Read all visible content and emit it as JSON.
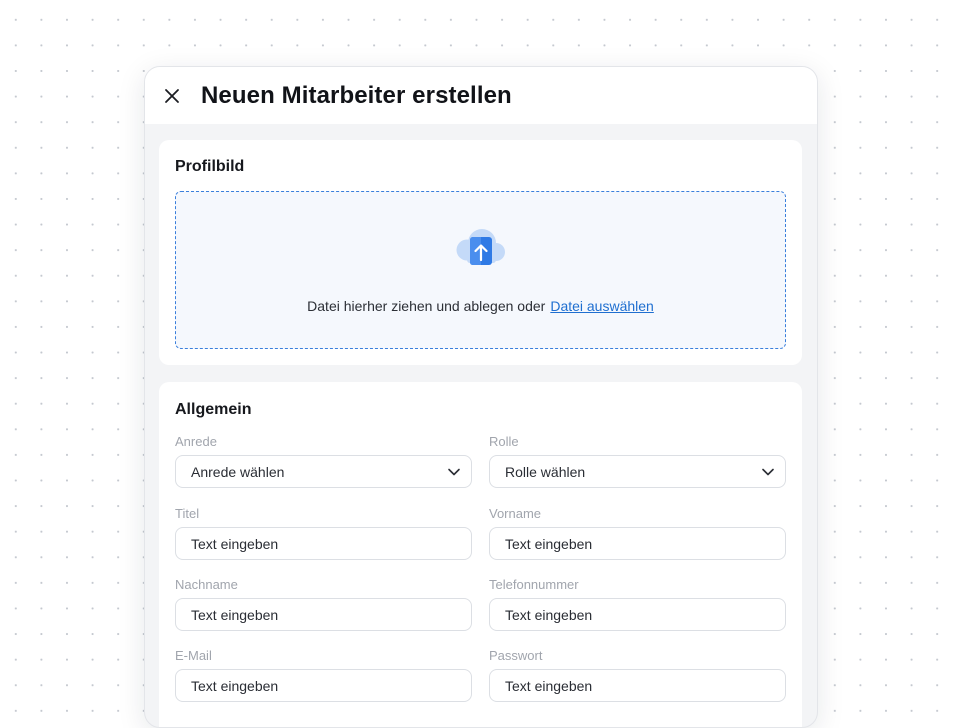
{
  "modal": {
    "title": "Neuen Mitarbeiter erstellen",
    "close_icon": "close-icon"
  },
  "profile": {
    "title": "Profilbild",
    "upload_icon": "cloud-upload-icon",
    "drop_text": "Datei hierher ziehen und ablegen oder",
    "drop_link": "Datei auswählen",
    "colors": {
      "accent": "#1f6fd0",
      "dropzone_border": "#3a7fdc",
      "dropzone_bg": "#f5f8fd"
    }
  },
  "general": {
    "title": "Allgemein",
    "fields": {
      "anrede": {
        "label": "Anrede",
        "value": "Anrede wählen",
        "icon": "chevron-down-icon"
      },
      "rolle": {
        "label": "Rolle",
        "value": "Rolle wählen",
        "icon": "chevron-down-icon"
      },
      "titel": {
        "label": "Titel",
        "placeholder": "Text eingeben"
      },
      "vorname": {
        "label": "Vorname",
        "placeholder": "Text eingeben"
      },
      "nachname": {
        "label": "Nachname",
        "placeholder": "Text eingeben"
      },
      "telefonnummer": {
        "label": "Telefonnummer",
        "placeholder": "Text eingeben"
      },
      "email": {
        "label": "E-Mail",
        "placeholder": "Text eingeben"
      },
      "passwort": {
        "label": "Passwort",
        "placeholder": "Text eingeben"
      }
    }
  }
}
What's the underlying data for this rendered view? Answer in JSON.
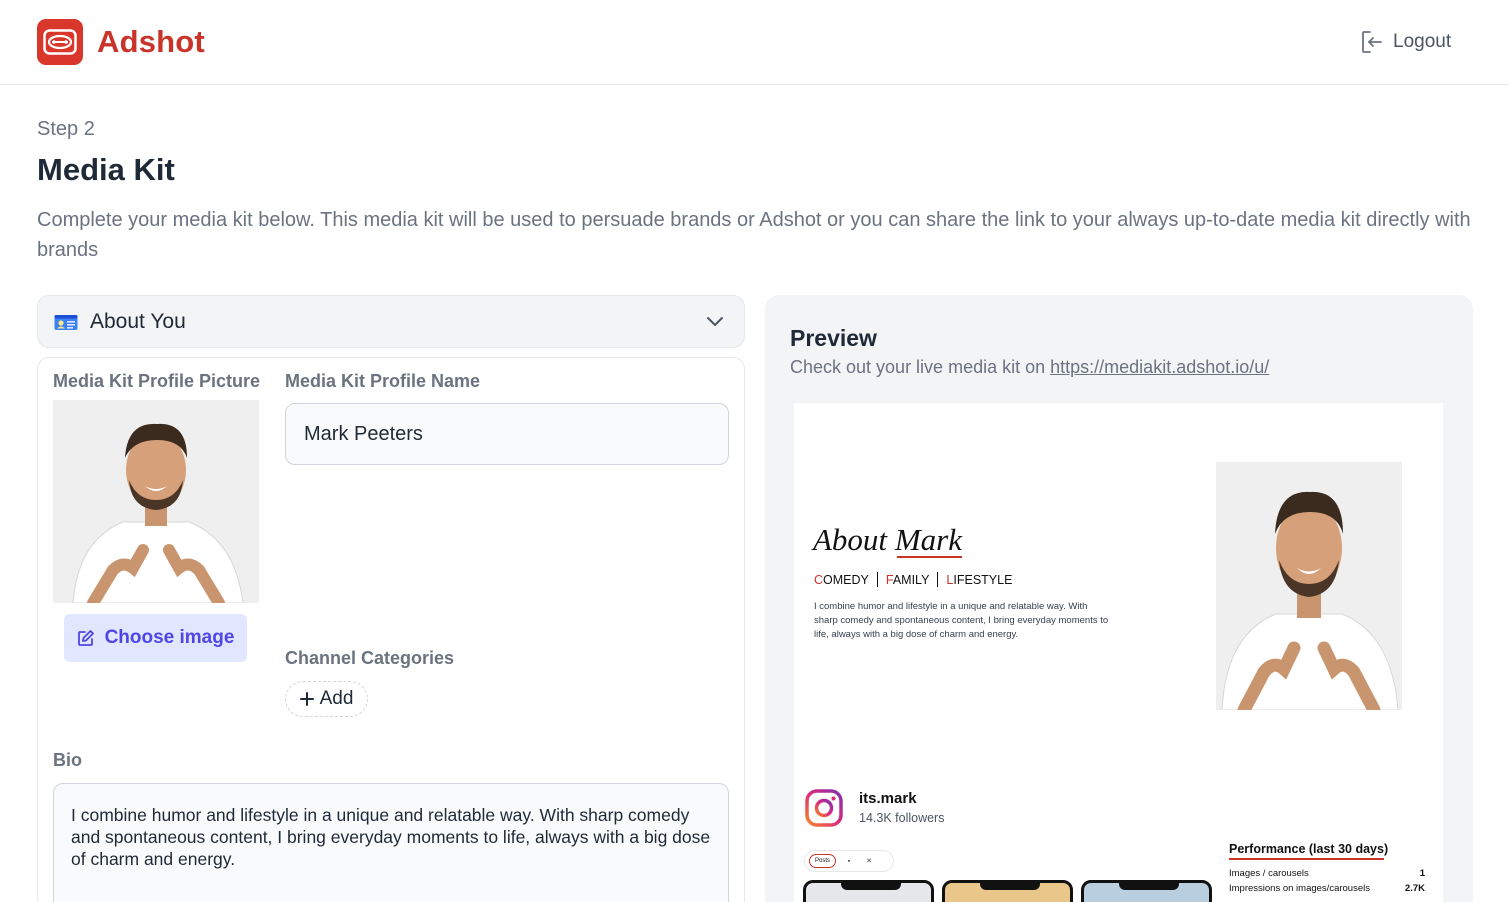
{
  "app": {
    "name": "Adshot",
    "brand_color": "#c8342a",
    "logo_icon": "tape-icon"
  },
  "header": {
    "logout_label": "Logout",
    "logout_icon": "logout-icon"
  },
  "page": {
    "step": "Step 2",
    "title": "Media Kit",
    "description": "Complete your media kit below. This media kit will be used to persuade brands or Adshot or you can share the link to your always up-to-date media kit directly with brands"
  },
  "section": {
    "title": "About You",
    "icon": "id-card-icon",
    "expanded": true
  },
  "form": {
    "picture_label": "Media Kit Profile Picture",
    "choose_image_label": "Choose image",
    "name_label": "Media Kit Profile Name",
    "name_value": "Mark Peeters",
    "categories_label": "Channel Categories",
    "add_label": "Add",
    "bio_label": "Bio",
    "bio_value": "I combine humor and lifestyle in a unique and relatable way. With sharp comedy and spontaneous content, I bring everyday moments to life, always with a big dose of charm and energy."
  },
  "preview": {
    "title": "Preview",
    "subtitle": "Check out your live media kit on",
    "link": "https://mediakit.adshot.io/u/",
    "kit": {
      "about_prefix": "About ",
      "about_name": "Mark",
      "categories": [
        {
          "first": "C",
          "rest": "OMEDY"
        },
        {
          "first": "F",
          "rest": "AMILY"
        },
        {
          "first": "L",
          "rest": "IFESTYLE"
        }
      ],
      "bio": "I combine humor and lifestyle in a unique and relatable way. With sharp comedy and spontaneous content, I bring everyday moments to life, always with a big dose of charm and energy.",
      "instagram": {
        "handle": "its.mark",
        "followers": "14.3K followers"
      },
      "tabs": {
        "posts": "Posts"
      },
      "performance": {
        "title": "Performance (last 30 days)",
        "rows": [
          {
            "label": "Images / carousels",
            "value": "1"
          },
          {
            "label": "Impressions on images/carousels",
            "value": "2.7K"
          }
        ]
      }
    }
  }
}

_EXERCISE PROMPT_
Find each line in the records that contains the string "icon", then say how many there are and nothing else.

_TASK ANSWER_
7